That wasn’t the end of the matter for the interpreters. Both of them drew up reports of the conversations within days. The one by De las Torres was the fuller, indeed the only full account for historians to draw on. It’s a first-hand account, whereas we only have Gross’s at second hand through Schmidt. No doubt De las Torres turned back to his interpreter’s notes to refresh his memory, as Paul Mantoux had done at the Paris Peace Conference of 1919.
British Intelligence soon got wind of what had happened at Hendaye. It’s suspected that the leak may have came from De las Torres, who was an anglophile. Nevertheless, the British prepared for the worst. One measure they took was to evacuate the civilian population of Gibraltar to the UK. The children were placed in local schools, including the one that I was attending in London. The native Gibraltarians were bilingual in English and Spanish, though they mostly spoke English. It was from those children that I first heard Spanish.
Paul Preston. Franco and Hitler: the myth of Hendaye 1940. Contemporary European History, 1:1.1-16, 1992. http://www.jstor.org/stable/20081423.
Eduardo Palomar Baró. Entrevista entre Franco y Hitler. Generalísimo Francisco Franco. http://www.generalisimofranco.com/historia/hendaya01.htm.
César Vidal. ¿Qué sucedió en la entrevista de Hendaya? (Enigmas de la Historia). Ideas, Libertad Digital supplements, August 8, 2003. http://revista.libertaddigital.com/1-que-sucedio-en-la-entrevista-de-hendaya-1275767998.html.
Paul Schmidt. Hitler’s Interpreter: The Secret History of German Diplomacy 1935-1945. London: Heinemann, 1951. Available from Amazon UK.
Paul Mantoux. The Deliberations of the Council of Four (March 24-June 28, 1919): Notes of the official interpreter.

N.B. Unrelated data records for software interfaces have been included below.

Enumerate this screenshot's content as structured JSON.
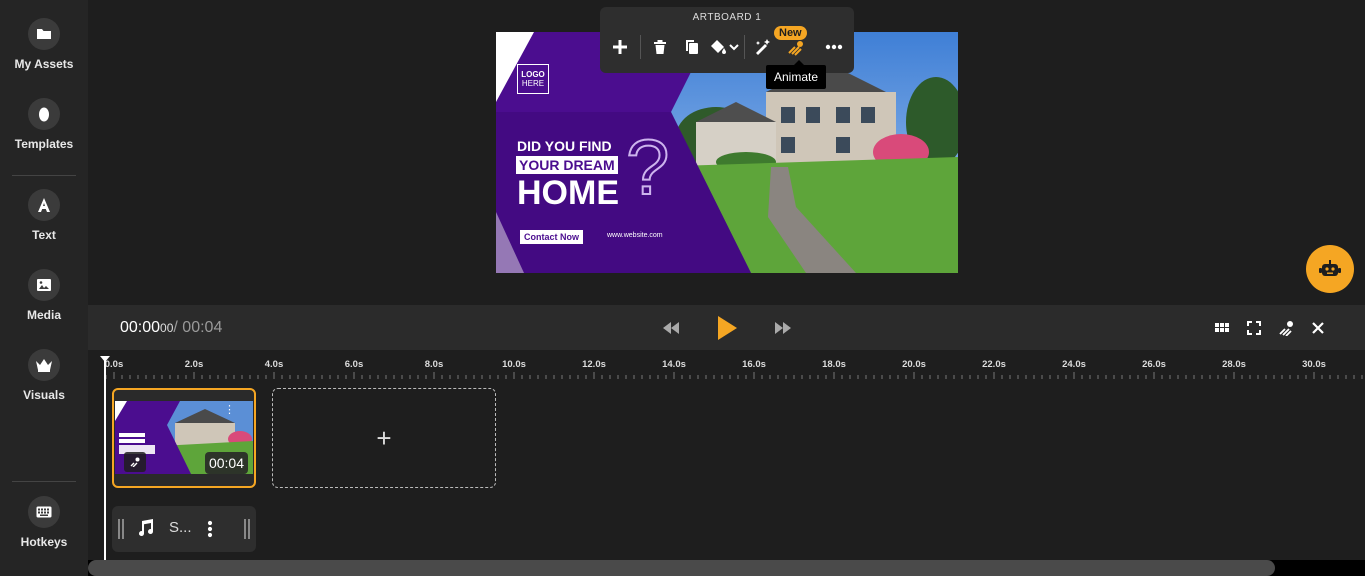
{
  "sidebar": {
    "items": [
      {
        "label": "My Assets",
        "icon": "folder-icon"
      },
      {
        "label": "Templates",
        "icon": "templates-icon"
      },
      {
        "label": "Text",
        "icon": "text-icon"
      },
      {
        "label": "Media",
        "icon": "image-icon"
      },
      {
        "label": "Visuals",
        "icon": "crown-icon"
      },
      {
        "label": "Hotkeys",
        "icon": "keyboard-icon"
      }
    ]
  },
  "toolbar": {
    "title": "ARTBOARD 1",
    "new_badge": "New",
    "tooltip": "Animate"
  },
  "artboard": {
    "logo_line1": "LOGO",
    "logo_line2": "HERE",
    "headline1": "DID YOU FIND",
    "headline2": "YOUR DREAM",
    "headline3": "HOME",
    "question": "?",
    "cta": "Contact Now",
    "website": "www.website.com"
  },
  "playback": {
    "current": "00:00",
    "frames": "00",
    "total": "/ 00:04"
  },
  "timeline": {
    "ticks": [
      "0.0s",
      "2.0s",
      "4.0s",
      "6.0s",
      "8.0s",
      "10.0s",
      "12.0s",
      "14.0s",
      "16.0s",
      "18.0s",
      "20.0s",
      "22.0s",
      "24.0s",
      "26.0s",
      "28.0s",
      "30.0s"
    ],
    "clip_duration": "00:04",
    "add_label": "+",
    "audio_label": "S..."
  },
  "colors": {
    "accent": "#f5a623",
    "purple": "#4b0d8f"
  }
}
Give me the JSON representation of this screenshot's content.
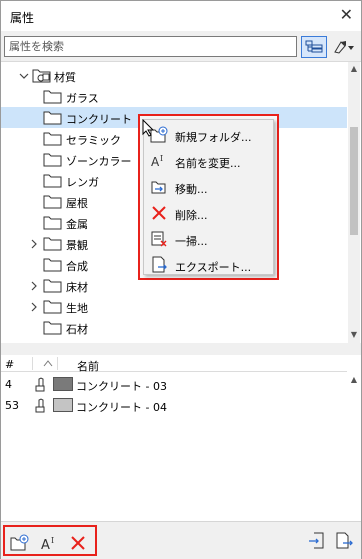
{
  "window": {
    "title": "属性",
    "close_glyph": "✕"
  },
  "search": {
    "placeholder": "属性を検索"
  },
  "tree": {
    "root": {
      "label": "材質",
      "expanded": true
    },
    "items": [
      {
        "label": "ガラス",
        "expandable": false,
        "selected": false
      },
      {
        "label": "コンクリート",
        "expandable": false,
        "selected": true
      },
      {
        "label": "セラミック",
        "expandable": false,
        "selected": false
      },
      {
        "label": "ゾーンカラー",
        "expandable": false,
        "selected": false
      },
      {
        "label": "レンガ",
        "expandable": false,
        "selected": false
      },
      {
        "label": "屋根",
        "expandable": false,
        "selected": false
      },
      {
        "label": "金属",
        "expandable": false,
        "selected": false
      },
      {
        "label": "景観",
        "expandable": true,
        "selected": false
      },
      {
        "label": "合成",
        "expandable": false,
        "selected": false
      },
      {
        "label": "床材",
        "expandable": true,
        "selected": false
      },
      {
        "label": "生地",
        "expandable": true,
        "selected": false
      },
      {
        "label": "石材",
        "expandable": false,
        "selected": false
      }
    ]
  },
  "context_menu": {
    "items": [
      {
        "label": "新規フォルダ...",
        "icon": "new-folder-icon"
      },
      {
        "label": "名前を変更...",
        "icon": "rename-icon"
      },
      {
        "label": "移動...",
        "icon": "move-icon"
      },
      {
        "label": "削除...",
        "icon": "delete-icon"
      },
      {
        "label": "一掃...",
        "icon": "purge-icon"
      },
      {
        "label": "エクスポート...",
        "icon": "export-icon"
      }
    ]
  },
  "list": {
    "headers": {
      "index": "#",
      "name": "名前"
    },
    "rows": [
      {
        "index": "4",
        "name": "コンクリート - 03",
        "color": "#7a7a7a"
      },
      {
        "index": "53",
        "name": "コンクリート - 04",
        "color": "#c4c4c4"
      }
    ]
  },
  "colors": {
    "highlight": "#e8211b",
    "selection": "#cde4fa",
    "accent": "#3b7bd8"
  }
}
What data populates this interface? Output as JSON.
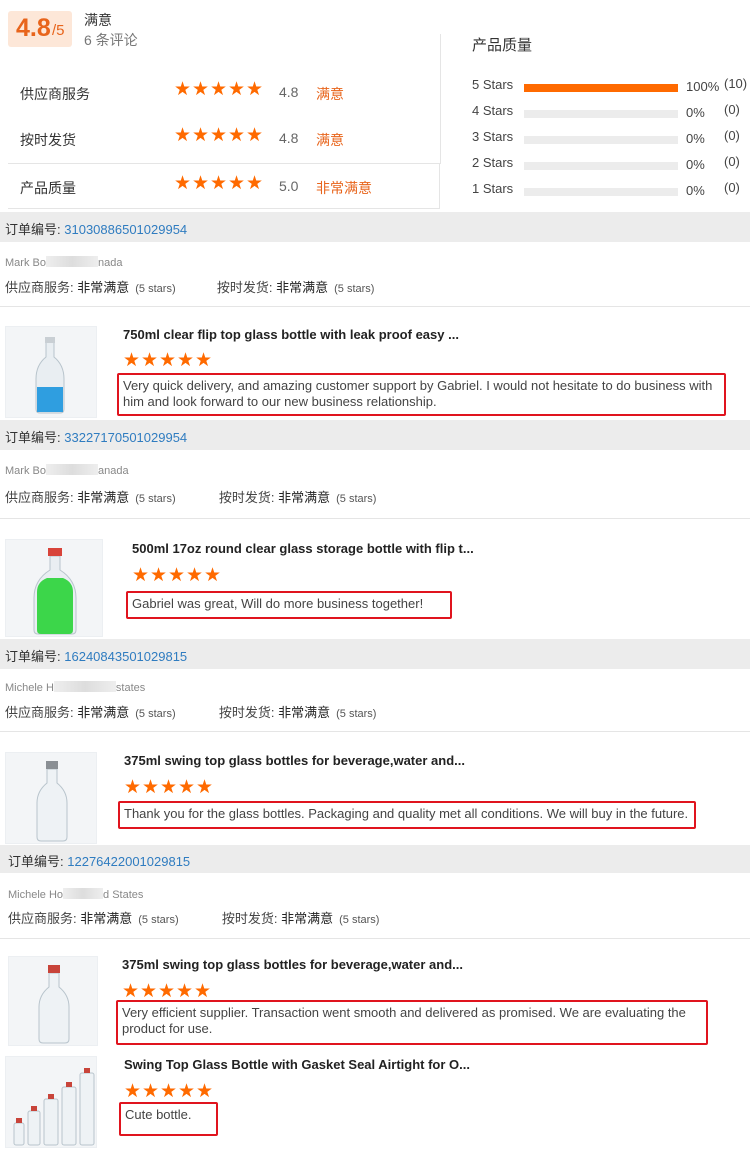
{
  "summary": {
    "score": "4.8",
    "score_denominator": "/5",
    "overall_level": "满意",
    "review_count": "6 条评论",
    "metrics": [
      {
        "label": "供应商服务",
        "score": "4.8",
        "level": "满意",
        "rating": 4.8
      },
      {
        "label": "按时发货",
        "score": "4.8",
        "level": "满意",
        "rating": 4.8
      },
      {
        "label": "产品质量",
        "score": "5.0",
        "level": "非常满意",
        "rating": 5.0
      }
    ],
    "product_quality_title": "产品质量",
    "distribution": [
      {
        "label": "5 Stars",
        "percent": "100%",
        "count": "(10)",
        "fill": 1.0
      },
      {
        "label": "4 Stars",
        "percent": "0%",
        "count": "(0)",
        "fill": 0
      },
      {
        "label": "3 Stars",
        "percent": "0%",
        "count": "(0)",
        "fill": 0
      },
      {
        "label": "2 Stars",
        "percent": "0%",
        "count": "(0)",
        "fill": 0
      },
      {
        "label": "1 Stars",
        "percent": "0%",
        "count": "(0)",
        "fill": 0
      }
    ]
  },
  "labels": {
    "order_prefix": "订单编号:",
    "supplier_service": "供应商服务:",
    "on_time": "按时发货:",
    "rating_value": "非常满意",
    "rating_note": "(5 stars)"
  },
  "colors": {
    "accent": "#ff6a00",
    "link": "#2f7cc0",
    "highlight_border": "#e0141e"
  },
  "reviews": [
    {
      "order_number": "31030886501029954",
      "reviewer_start": "Mark Bo",
      "reviewer_end": "nada",
      "products": [
        {
          "title": "750ml clear flip top glass bottle with leak proof easy ...",
          "rating": 5,
          "comment": "Very quick delivery, and amazing customer support by Gabriel. I would not hesitate to do business with him and look forward to our new business relationship."
        }
      ]
    },
    {
      "order_number": "33227170501029954",
      "reviewer_start": "Mark Bo",
      "reviewer_end": "anada",
      "products": [
        {
          "title": "500ml 17oz round clear glass storage bottle with flip t...",
          "rating": 5,
          "comment": "Gabriel was great, Will do more business together!"
        }
      ]
    },
    {
      "order_number": "16240843501029815",
      "reviewer_start": "Michele H",
      "reviewer_end": "states",
      "products": [
        {
          "title": "375ml swing top glass bottles for beverage,water and...",
          "rating": 5,
          "comment": "Thank you for the glass bottles. Packaging and quality met all conditions.  We will buy in the future."
        }
      ]
    },
    {
      "order_number": "12276422001029815",
      "reviewer_start": "Michele Ho",
      "reviewer_end": "d States",
      "products": [
        {
          "title": "375ml swing top glass bottles for beverage,water and...",
          "rating": 5,
          "comment": "Very efficient supplier. Transaction went smooth and delivered as promised. We are evaluating the product for use."
        },
        {
          "title": "Swing Top Glass Bottle with Gasket Seal Airtight for O...",
          "rating": 5,
          "comment": "Cute bottle."
        }
      ]
    }
  ]
}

Translated and edited by Arthur S. Link with the assistance of Manfred F. Boemeke. Princeton NJ: Princeton University Press, 1992. Available from Amazon USA.